_How to complete this task_. Wherever a line in the records below contains "will", copy that line.

○ ○ ○ ○ ○ ○ ○

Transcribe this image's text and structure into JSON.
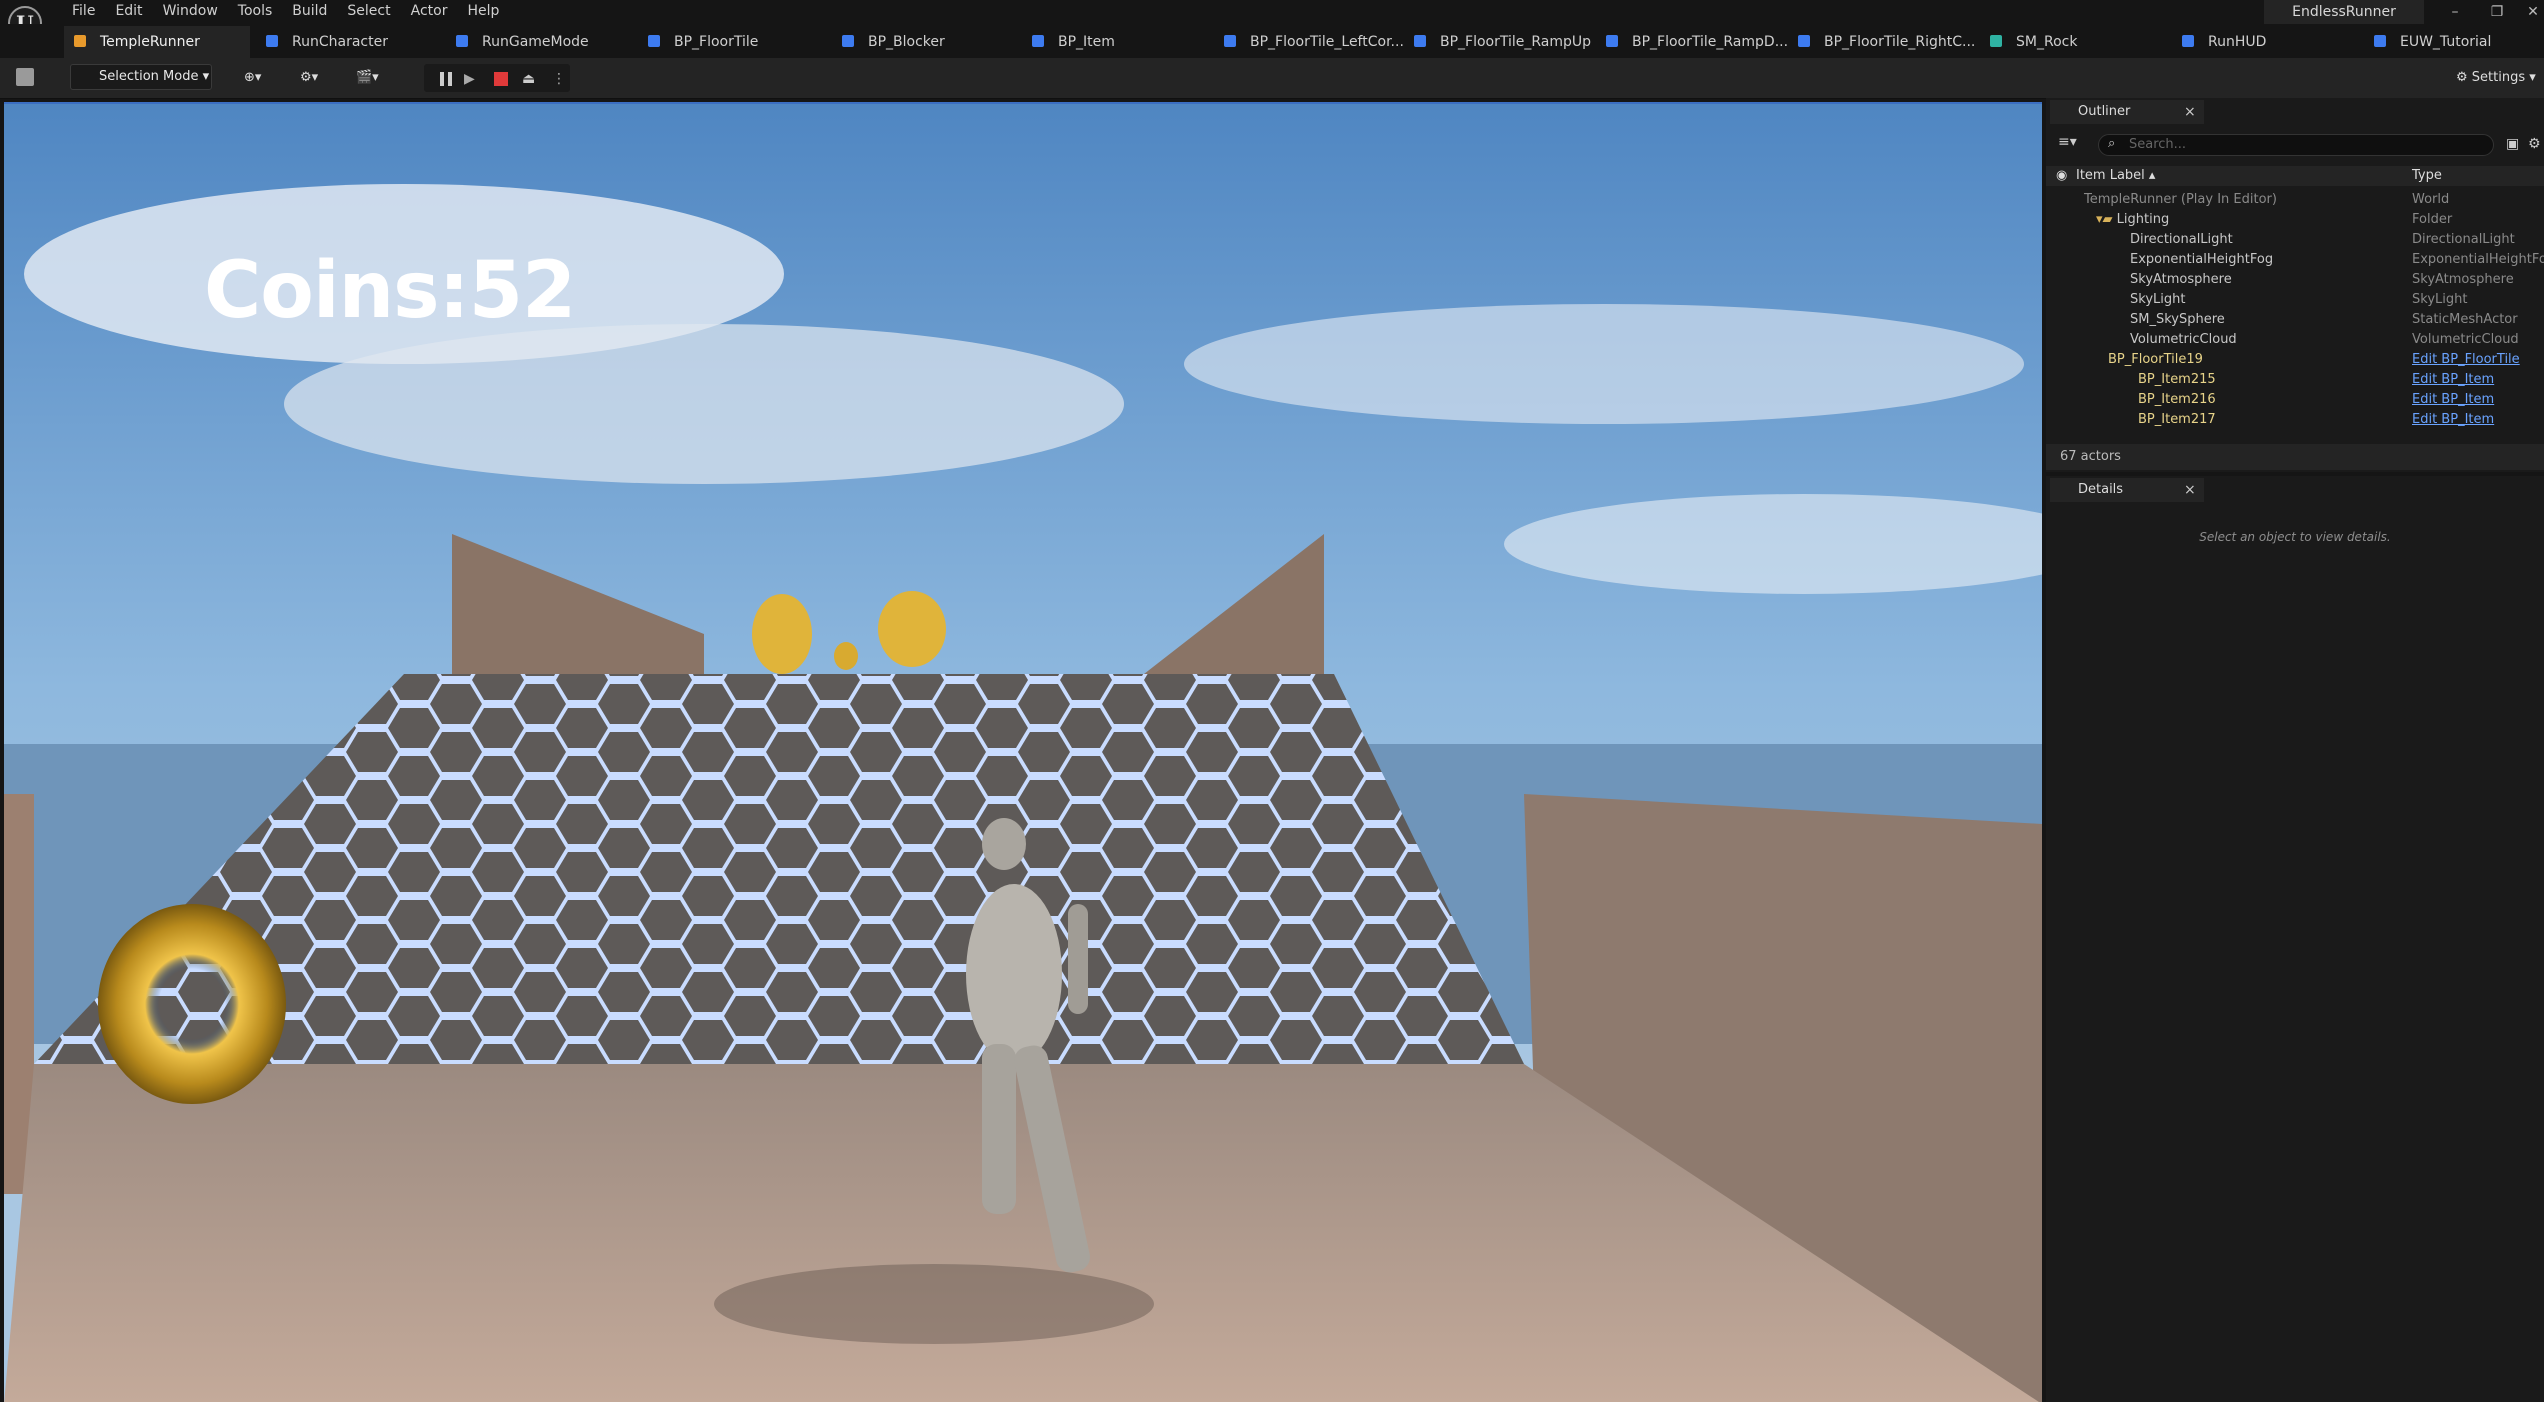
{
  "menu": {
    "items": [
      "File",
      "Edit",
      "Window",
      "Tools",
      "Build",
      "Select",
      "Actor",
      "Help"
    ],
    "project": "EndlessRunner"
  },
  "tabs": [
    {
      "label": "TempleRunner",
      "color": "#e89a2c"
    },
    {
      "label": "RunCharacter",
      "color": "#3d7bf0"
    },
    {
      "label": "RunGameMode",
      "color": "#3d7bf0"
    },
    {
      "label": "BP_FloorTile",
      "color": "#3d7bf0"
    },
    {
      "label": "BP_Blocker",
      "color": "#3d7bf0"
    },
    {
      "label": "BP_Item",
      "color": "#3d7bf0"
    },
    {
      "label": "BP_FloorTile_LeftCor...",
      "color": "#3d7bf0"
    },
    {
      "label": "BP_FloorTile_RampUp",
      "color": "#3d7bf0"
    },
    {
      "label": "BP_FloorTile_RampD...",
      "color": "#3d7bf0"
    },
    {
      "label": "BP_FloorTile_RightC...",
      "color": "#3d7bf0"
    },
    {
      "label": "SM_Rock",
      "color": "#2fb3a3"
    },
    {
      "label": "RunHUD",
      "color": "#3d7bf0"
    },
    {
      "label": "EUW_Tutorial",
      "color": "#3d7bf0"
    }
  ],
  "toolbar": {
    "selection_mode": "Selection Mode",
    "settings": "Settings"
  },
  "viewport": {
    "hud_text": "Coins:52"
  },
  "outliner": {
    "tab_label": "Outliner",
    "search_placeholder": "Search...",
    "col_label": "Item Label",
    "col_type": "Type",
    "rows": [
      {
        "label": "TempleRunner (Play In Editor)",
        "type": "World"
      },
      {
        "label": "Lighting",
        "type": "Folder"
      },
      {
        "label": "DirectionalLight",
        "type": "DirectionalLight"
      },
      {
        "label": "ExponentialHeightFog",
        "type": "ExponentialHeightFog"
      },
      {
        "label": "SkyAtmosphere",
        "type": "SkyAtmosphere"
      },
      {
        "label": "SkyLight",
        "type": "SkyLight"
      },
      {
        "label": "SM_SkySphere",
        "type": "StaticMeshActor"
      },
      {
        "label": "VolumetricCloud",
        "type": "VolumetricCloud"
      },
      {
        "label": "BP_FloorTile19",
        "type": "Edit BP_FloorTile"
      },
      {
        "label": "BP_Item215",
        "type": "Edit BP_Item"
      },
      {
        "label": "BP_Item216",
        "type": "Edit BP_Item"
      },
      {
        "label": "BP_Item217",
        "type": "Edit BP_Item"
      }
    ],
    "actor_count": "67 actors"
  },
  "details": {
    "tab_label": "Details",
    "empty_message": "Select an object to view details."
  }
}
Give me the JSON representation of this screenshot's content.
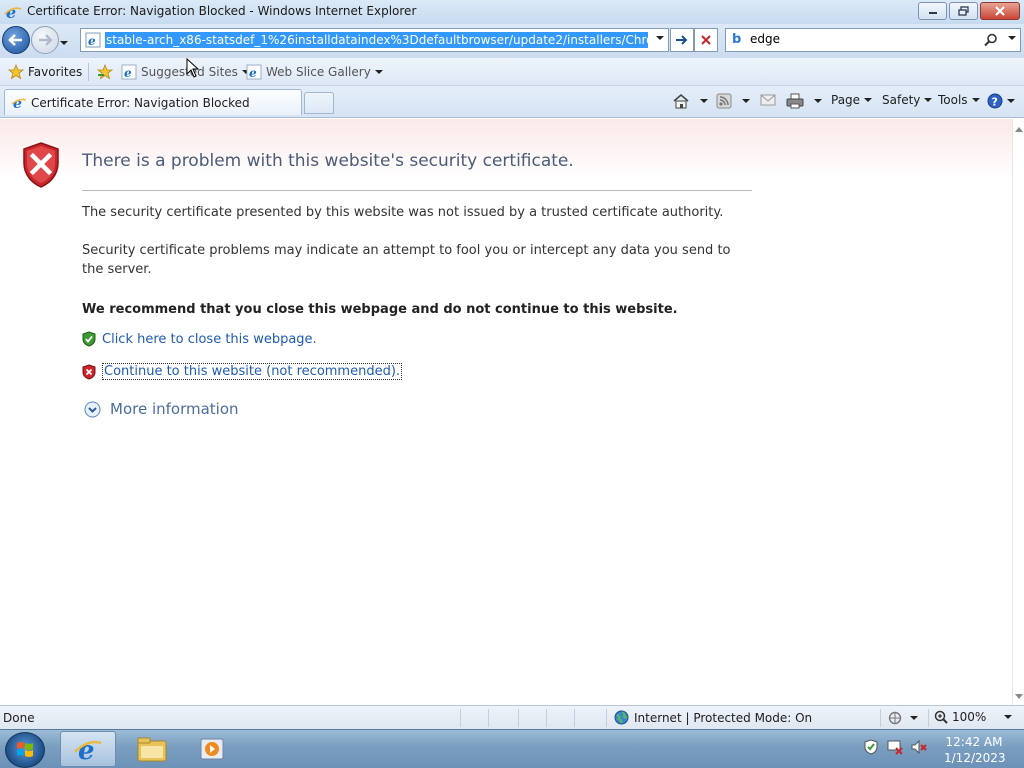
{
  "window": {
    "title": "Certificate Error: Navigation Blocked - Windows Internet Explorer"
  },
  "navbar": {
    "url": "stable-arch_x86-statsdef_1%26installdataindex%3Ddefaultbrowser/update2/installers/ChromeSetup.exe",
    "search_value": "edge"
  },
  "favorites_bar": {
    "favorites_label": "Favorites",
    "suggested_sites_label": "Suggested Sites",
    "web_slice_gallery_label": "Web Slice Gallery"
  },
  "tabs": {
    "active_tab_label": "Certificate Error: Navigation Blocked"
  },
  "command_bar": {
    "page_label": "Page",
    "safety_label": "Safety",
    "tools_label": "Tools"
  },
  "content": {
    "heading": "There is a problem with this website's security certificate.",
    "paragraph_1": "The security certificate presented by this website was not issued by a trusted certificate authority.",
    "paragraph_2": "Security certificate problems may indicate an attempt to fool you or intercept any data you send to the server.",
    "recommendation": "We recommend that you close this webpage and do not continue to this website.",
    "close_link": "Click here to close this webpage.",
    "continue_link": "Continue to this website (not recommended).",
    "more_information": "More information"
  },
  "status_bar": {
    "status": "Done",
    "zone": "Internet | Protected Mode: On",
    "zoom": "100%"
  },
  "taskbar": {
    "time": "12:42 AM",
    "date": "1/12/2023"
  },
  "colors": {
    "link": "#1f5bb0",
    "heading": "#4b5c77",
    "shield_red": "#c8262b",
    "shield_green": "#3b9a33",
    "url_highlight": "#3399ff"
  }
}
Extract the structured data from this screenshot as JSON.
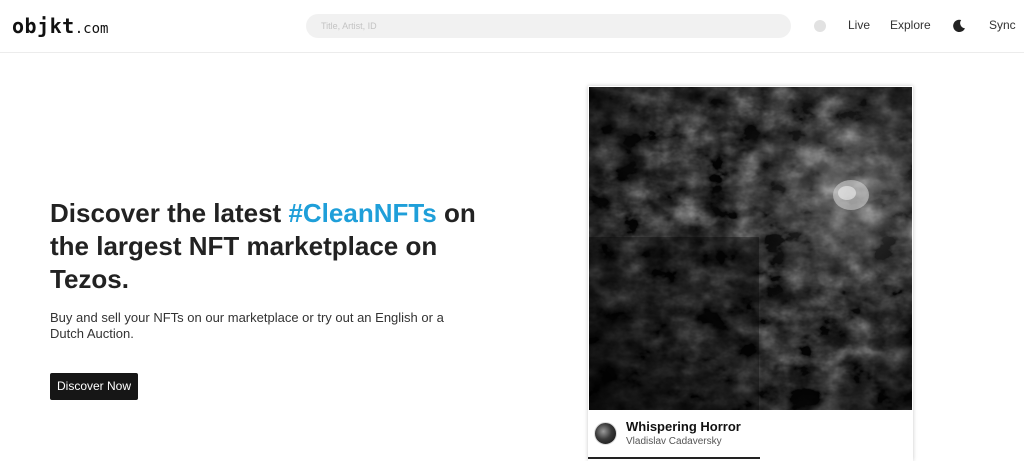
{
  "header": {
    "logo_main": "objkt",
    "logo_suffix": ".com",
    "search_placeholder": "Title, Artist, ID",
    "nav": {
      "live": "Live",
      "explore": "Explore",
      "sync": "Sync"
    },
    "icons": {
      "status": "status-dot-icon",
      "theme": "moon-icon"
    }
  },
  "hero": {
    "title_part1": "Discover the latest ",
    "title_highlight": "#CleanNFTs",
    "title_part2": " on the largest NFT marketplace on Tezos.",
    "subtitle": "Buy and sell your NFTs on our marketplace or try out an English or a Dutch Auction.",
    "cta_label": "Discover Now"
  },
  "featured": {
    "title": "Whispering Horror",
    "artist": "Vladislav Cadaversky",
    "slide_progress": 0.53
  },
  "colors": {
    "accent": "#1f9fd9",
    "button_bg": "#161616",
    "search_bg": "#f1f1f1"
  }
}
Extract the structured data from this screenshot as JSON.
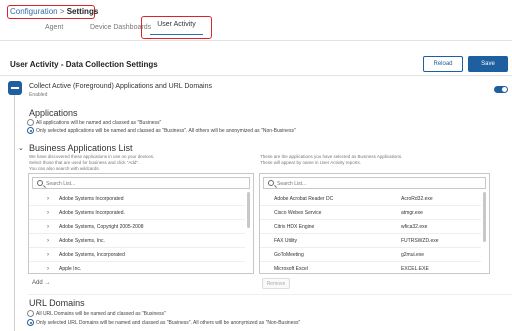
{
  "breadcrumb": {
    "configuration": "Configuration",
    "separator": " > ",
    "settings": "Settings"
  },
  "tabs": {
    "agent": "Agent",
    "device_dashboards": "Device Dashboards",
    "user_activity": "User Activity"
  },
  "header": {
    "title": "User Activity - Data Collection Settings",
    "reload_label": "Reload",
    "save_label": "Save"
  },
  "collect": {
    "title": "Collect Active (Foreground) Applications and URL Domains",
    "status": "Enabled",
    "enabled": true
  },
  "applications": {
    "title": "Applications",
    "option_all": "All applications will be named and classed as \"Business\"",
    "option_selected": "Only selected applications will be named and classed as \"Business\". All others will be anonymized as \"Non-Business\"",
    "selected": "option_selected"
  },
  "business_list": {
    "title": "Business Applications List",
    "left_desc": [
      "We have discovered these applications in use on your devices.",
      "Select those that are used for business and click \"Add\".",
      "You can also search with wildcards."
    ],
    "right_desc": [
      "These are the applications you have selected as Business Applications.",
      "These will appear by name in User Activity reports."
    ],
    "search_placeholder": "Search List...",
    "discovered": [
      "Adobe Systems Incorporated",
      "Adobe Systems Incorporated.",
      "Adobe Systems, Copyright 2005-2008",
      "Adobe Systems, Inc.",
      "Adobe Systems, Incorporated",
      "Apple Inc."
    ],
    "selected_apps": [
      {
        "name": "Adobe Acrobat Reader DC",
        "exe": "AcroRd32.exe"
      },
      {
        "name": "Cisco Webex Service",
        "exe": "atmgr.exe"
      },
      {
        "name": "Citrix HDX Engine",
        "exe": "wfica32.exe"
      },
      {
        "name": "FAX Utility",
        "exe": "FUTRSWZD.exe"
      },
      {
        "name": "GoToMeeting",
        "exe": "g2mui.exe"
      },
      {
        "name": "Microsoft Excel",
        "exe": "EXCEL.EXE"
      }
    ],
    "add_label": "Add →",
    "remove_label": "Remove"
  },
  "url_domains": {
    "title": "URL Domains",
    "option_all": "All URL Domains will be named and classed as \"Business\"",
    "option_selected": "Only selected URL Domains will be named and classed as \"Business\". All others will be anonymized as \"Non-Business\"",
    "selected": "option_selected"
  },
  "colors": {
    "accent": "#1f5fa0",
    "highlight": "#d9232d",
    "link": "#2f6fa8"
  },
  "icons": {
    "collapse": "minus-square-icon",
    "toggle": "toggle-on-icon",
    "search": "search-icon",
    "expand": "chevron-right-icon",
    "section": "chevron-down-icon"
  }
}
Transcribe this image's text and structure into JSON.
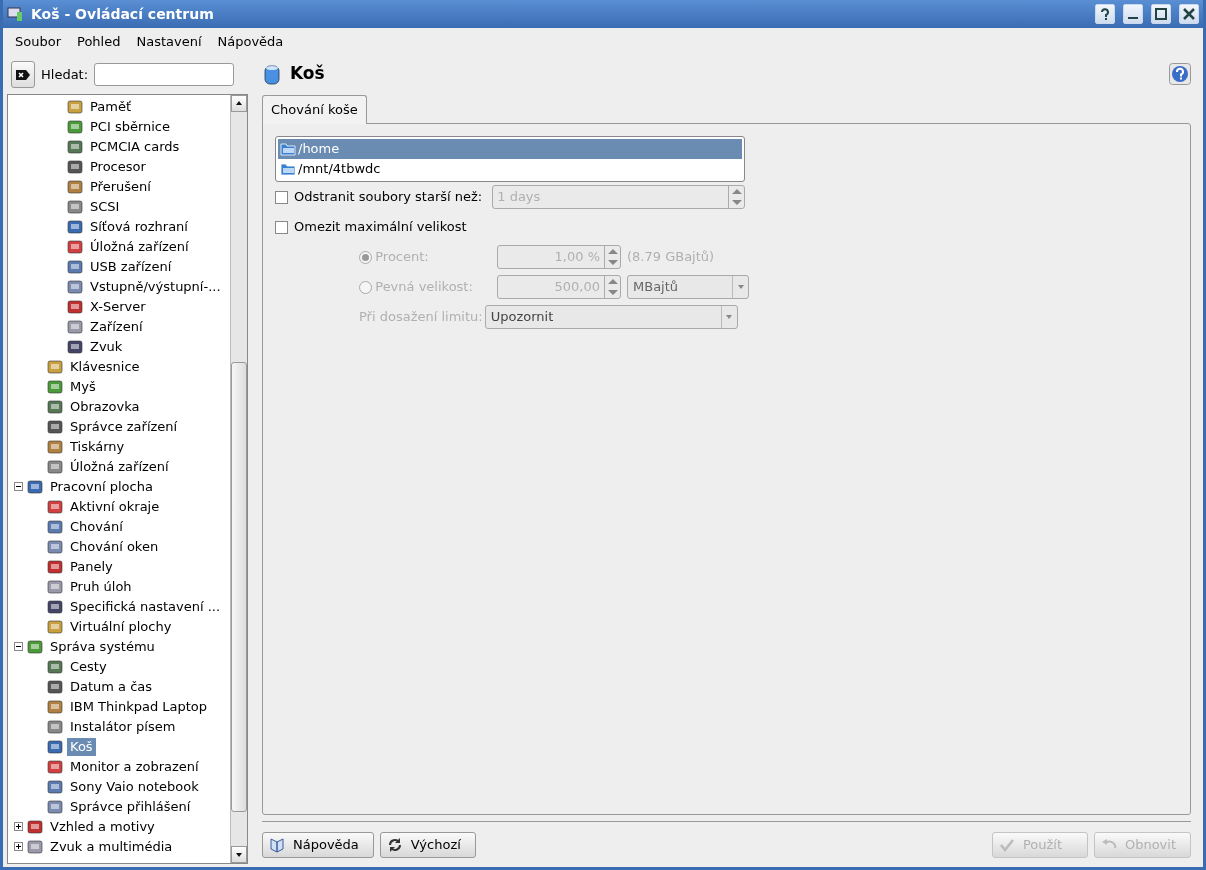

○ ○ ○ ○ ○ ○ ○

_Exercise solution_.
    "option_all": "All applications will be named and classed as \"Business\"",
    "option_selected": "Only selected applications will be named and classed as \"Business\". All others will be anonymized as \"Non-Business\"",
      "These will appear by name in User Activity reports."
    "option_all": "All URL Domains will be named and classed as \"Business\"",
    "option_selected": "Only selected URL Domains will be named and classed as \"Business\". All others will be anonymized as \"Non-Business\"",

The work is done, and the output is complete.